* [Your objective] Return the line containing "Give me the" and every line beneath it through the end of the entries below, unchanged. Pictures stay out.

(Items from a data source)
--------
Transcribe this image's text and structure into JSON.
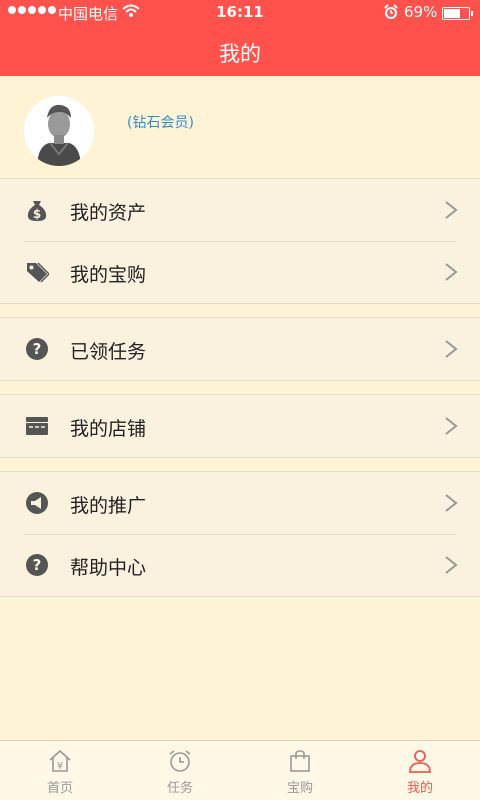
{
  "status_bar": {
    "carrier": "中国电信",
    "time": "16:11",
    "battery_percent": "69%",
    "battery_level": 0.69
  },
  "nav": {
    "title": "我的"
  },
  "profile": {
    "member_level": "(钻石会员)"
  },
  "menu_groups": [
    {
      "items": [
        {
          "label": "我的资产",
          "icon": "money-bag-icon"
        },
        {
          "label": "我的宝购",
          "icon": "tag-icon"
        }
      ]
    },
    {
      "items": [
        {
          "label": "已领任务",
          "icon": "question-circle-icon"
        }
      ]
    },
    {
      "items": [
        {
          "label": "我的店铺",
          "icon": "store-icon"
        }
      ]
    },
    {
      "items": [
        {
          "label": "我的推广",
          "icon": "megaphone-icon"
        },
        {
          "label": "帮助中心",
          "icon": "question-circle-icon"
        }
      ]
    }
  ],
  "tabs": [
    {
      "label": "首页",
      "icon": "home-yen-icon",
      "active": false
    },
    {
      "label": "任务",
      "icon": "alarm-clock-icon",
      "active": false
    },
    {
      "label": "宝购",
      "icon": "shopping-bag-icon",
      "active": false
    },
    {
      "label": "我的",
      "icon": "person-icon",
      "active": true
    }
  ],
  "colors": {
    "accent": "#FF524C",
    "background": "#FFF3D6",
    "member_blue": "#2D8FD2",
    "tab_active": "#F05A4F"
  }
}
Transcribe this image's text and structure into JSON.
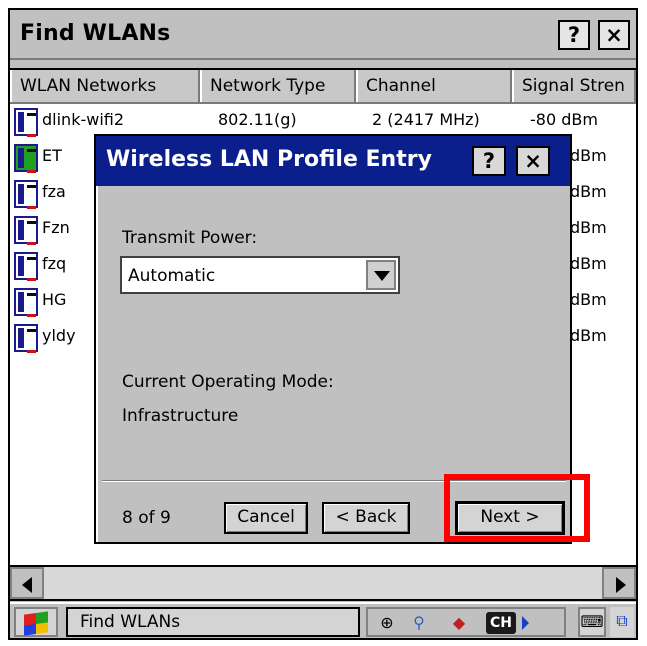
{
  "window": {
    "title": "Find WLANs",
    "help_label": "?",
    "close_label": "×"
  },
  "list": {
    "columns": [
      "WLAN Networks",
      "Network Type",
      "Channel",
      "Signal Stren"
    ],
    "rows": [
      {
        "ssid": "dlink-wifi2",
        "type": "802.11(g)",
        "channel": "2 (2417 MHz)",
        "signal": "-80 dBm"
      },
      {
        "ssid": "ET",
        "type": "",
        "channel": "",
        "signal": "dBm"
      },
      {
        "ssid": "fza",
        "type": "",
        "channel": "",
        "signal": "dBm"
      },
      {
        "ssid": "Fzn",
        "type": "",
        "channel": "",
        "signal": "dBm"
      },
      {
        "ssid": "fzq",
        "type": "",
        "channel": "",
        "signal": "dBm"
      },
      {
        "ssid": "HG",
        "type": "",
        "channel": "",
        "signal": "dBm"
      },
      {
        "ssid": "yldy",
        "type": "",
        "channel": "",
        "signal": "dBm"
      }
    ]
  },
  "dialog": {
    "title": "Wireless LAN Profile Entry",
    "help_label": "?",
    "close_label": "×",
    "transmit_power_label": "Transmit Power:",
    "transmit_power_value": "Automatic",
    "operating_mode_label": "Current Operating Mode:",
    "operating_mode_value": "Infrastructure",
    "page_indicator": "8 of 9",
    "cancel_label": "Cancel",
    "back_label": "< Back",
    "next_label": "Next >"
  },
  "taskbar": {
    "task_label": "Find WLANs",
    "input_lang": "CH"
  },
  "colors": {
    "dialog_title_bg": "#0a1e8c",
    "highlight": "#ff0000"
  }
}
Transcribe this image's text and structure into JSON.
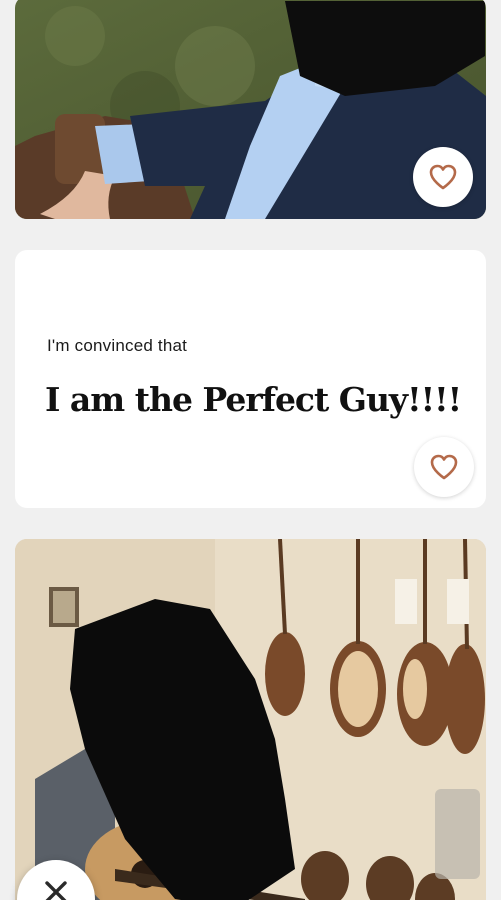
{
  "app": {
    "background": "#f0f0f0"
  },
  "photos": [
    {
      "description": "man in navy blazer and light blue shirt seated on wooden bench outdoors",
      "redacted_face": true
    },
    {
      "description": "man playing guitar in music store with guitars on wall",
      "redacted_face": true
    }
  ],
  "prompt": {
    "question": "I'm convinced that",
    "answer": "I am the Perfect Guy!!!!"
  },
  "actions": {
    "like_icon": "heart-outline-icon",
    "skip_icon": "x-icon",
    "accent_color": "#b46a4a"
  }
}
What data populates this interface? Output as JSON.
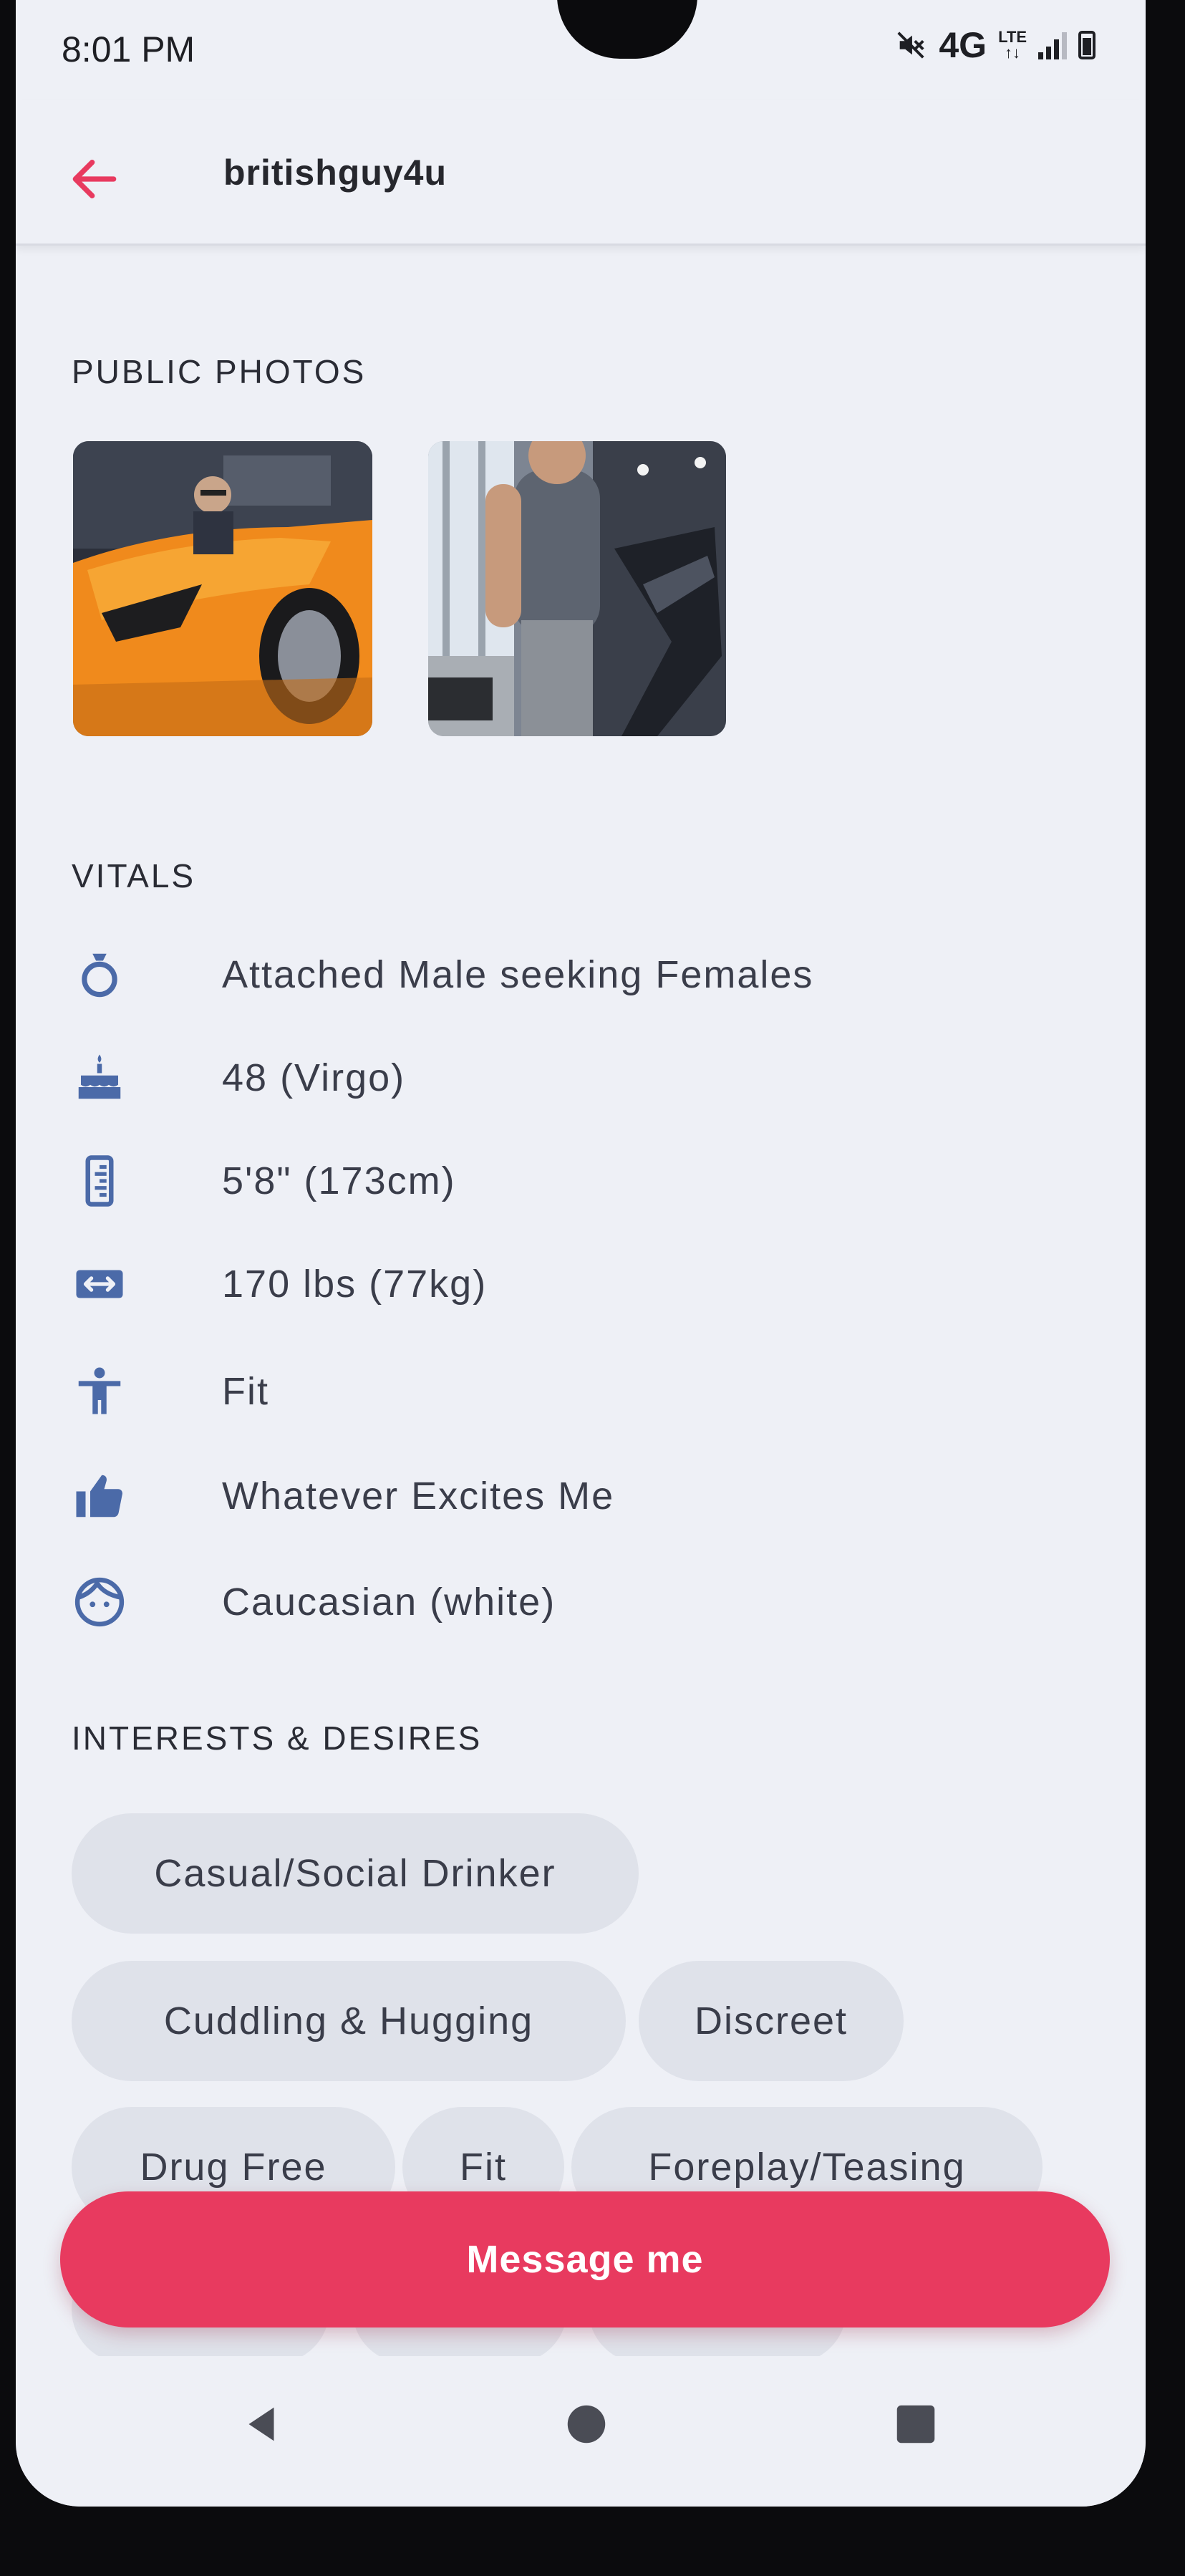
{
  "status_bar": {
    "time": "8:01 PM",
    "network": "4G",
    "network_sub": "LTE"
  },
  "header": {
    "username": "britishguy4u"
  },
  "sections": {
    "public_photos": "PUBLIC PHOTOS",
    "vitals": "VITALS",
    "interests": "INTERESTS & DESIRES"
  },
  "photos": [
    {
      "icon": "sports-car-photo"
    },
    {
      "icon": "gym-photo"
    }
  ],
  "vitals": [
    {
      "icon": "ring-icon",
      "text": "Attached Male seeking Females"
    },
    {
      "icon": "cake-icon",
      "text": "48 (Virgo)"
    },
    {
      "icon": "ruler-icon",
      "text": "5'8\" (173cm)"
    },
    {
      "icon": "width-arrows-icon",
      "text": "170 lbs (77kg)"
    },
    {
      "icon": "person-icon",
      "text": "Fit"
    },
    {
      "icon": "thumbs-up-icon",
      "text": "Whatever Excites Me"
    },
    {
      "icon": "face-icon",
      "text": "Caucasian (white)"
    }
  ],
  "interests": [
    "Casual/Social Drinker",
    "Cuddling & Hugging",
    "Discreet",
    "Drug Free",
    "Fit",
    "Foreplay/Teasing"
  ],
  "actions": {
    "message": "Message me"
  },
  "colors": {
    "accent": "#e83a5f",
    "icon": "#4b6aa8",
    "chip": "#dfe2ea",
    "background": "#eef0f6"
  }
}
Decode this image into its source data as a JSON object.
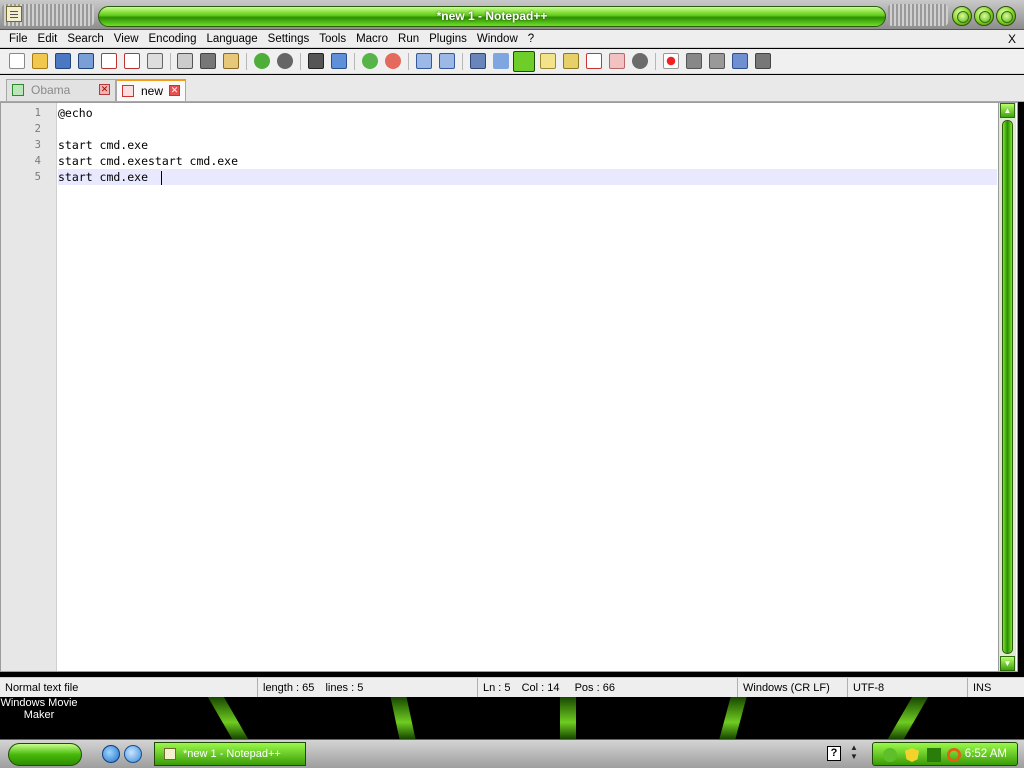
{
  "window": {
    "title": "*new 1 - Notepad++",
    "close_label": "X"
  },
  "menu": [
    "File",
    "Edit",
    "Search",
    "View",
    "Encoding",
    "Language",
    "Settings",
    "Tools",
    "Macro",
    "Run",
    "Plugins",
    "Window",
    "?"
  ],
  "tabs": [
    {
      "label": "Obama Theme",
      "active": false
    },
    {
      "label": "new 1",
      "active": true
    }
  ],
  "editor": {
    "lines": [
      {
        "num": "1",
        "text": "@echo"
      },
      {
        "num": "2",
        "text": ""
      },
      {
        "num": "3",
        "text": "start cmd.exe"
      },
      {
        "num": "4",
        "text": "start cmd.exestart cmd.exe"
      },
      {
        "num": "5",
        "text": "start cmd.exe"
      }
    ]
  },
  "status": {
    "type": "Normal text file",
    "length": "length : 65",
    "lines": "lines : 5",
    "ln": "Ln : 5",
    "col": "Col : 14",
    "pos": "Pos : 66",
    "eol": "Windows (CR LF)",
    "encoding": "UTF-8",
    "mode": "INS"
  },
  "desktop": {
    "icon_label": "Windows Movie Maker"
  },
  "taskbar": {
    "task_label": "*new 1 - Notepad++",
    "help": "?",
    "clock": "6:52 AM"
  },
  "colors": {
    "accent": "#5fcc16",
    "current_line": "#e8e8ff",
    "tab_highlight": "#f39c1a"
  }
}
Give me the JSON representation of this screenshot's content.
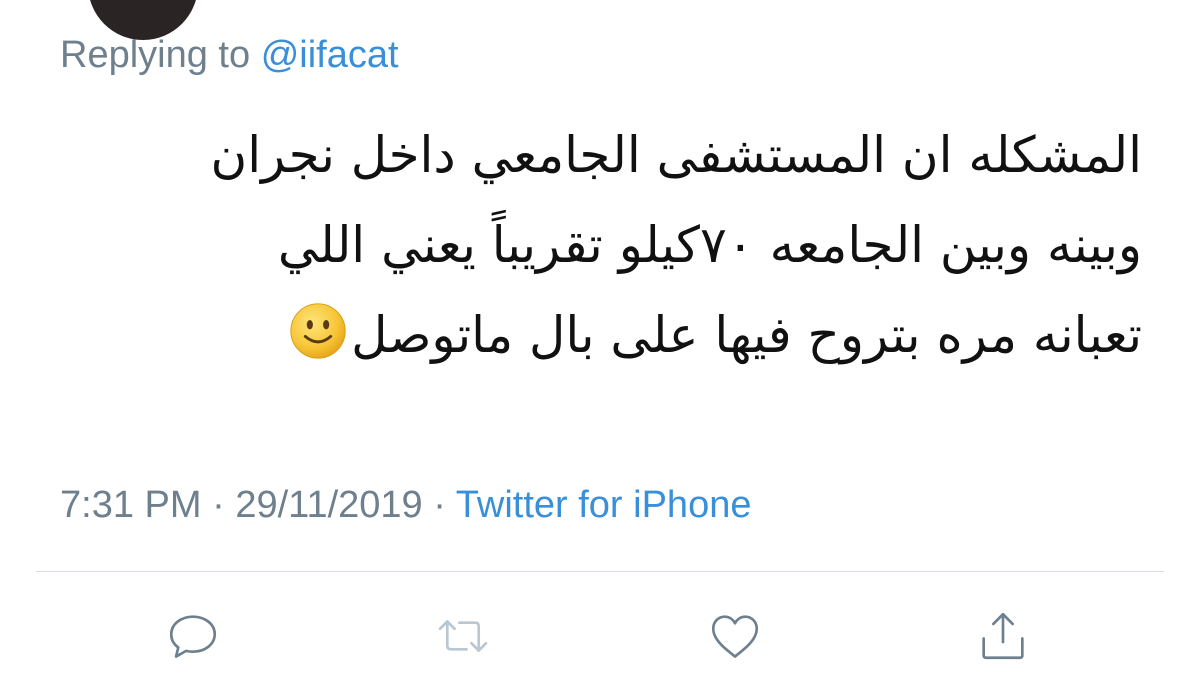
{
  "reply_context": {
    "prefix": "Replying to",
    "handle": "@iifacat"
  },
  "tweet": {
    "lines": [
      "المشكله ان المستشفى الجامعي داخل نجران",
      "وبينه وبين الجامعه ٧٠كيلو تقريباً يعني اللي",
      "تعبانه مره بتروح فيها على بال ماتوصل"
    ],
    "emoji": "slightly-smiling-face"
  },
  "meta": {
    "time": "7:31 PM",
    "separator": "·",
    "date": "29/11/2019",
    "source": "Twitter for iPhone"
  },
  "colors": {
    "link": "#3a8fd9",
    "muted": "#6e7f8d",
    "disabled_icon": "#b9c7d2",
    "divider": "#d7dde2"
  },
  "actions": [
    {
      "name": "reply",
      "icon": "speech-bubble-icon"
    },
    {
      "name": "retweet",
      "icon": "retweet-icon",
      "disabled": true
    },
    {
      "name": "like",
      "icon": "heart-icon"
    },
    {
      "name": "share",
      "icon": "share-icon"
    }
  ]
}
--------
* [Exercise response]
Give me the JSON representation of this screenshot's content.
{
  "reply_context": {
    "prefix": "Replying to",
    "handle": "@iifacat"
  },
  "tweet": {
    "lines": [
      "المشكله ان المستشفى الجامعي داخل نجران",
      "وبينه وبين الجامعه ٧٠كيلو تقريباً يعني اللي",
      "تعبانه مره بتروح فيها على بال ماتوصل"
    ],
    "emoji": "slightly-smiling-face"
  },
  "meta": {
    "time": "7:31 PM",
    "separator": "·",
    "date": "29/11/2019",
    "source": "Twitter for iPhone"
  },
  "colors": {
    "link": "#3a8fd9",
    "muted": "#6e7f8d",
    "disabled_icon": "#b9c7d2",
    "divider": "#d7dde2"
  },
  "actions": [
    {
      "name": "reply",
      "icon": "speech-bubble-icon"
    },
    {
      "name": "retweet",
      "icon": "retweet-icon",
      "disabled": true
    },
    {
      "name": "like",
      "icon": "heart-icon"
    },
    {
      "name": "share",
      "icon": "share-icon"
    }
  ]
}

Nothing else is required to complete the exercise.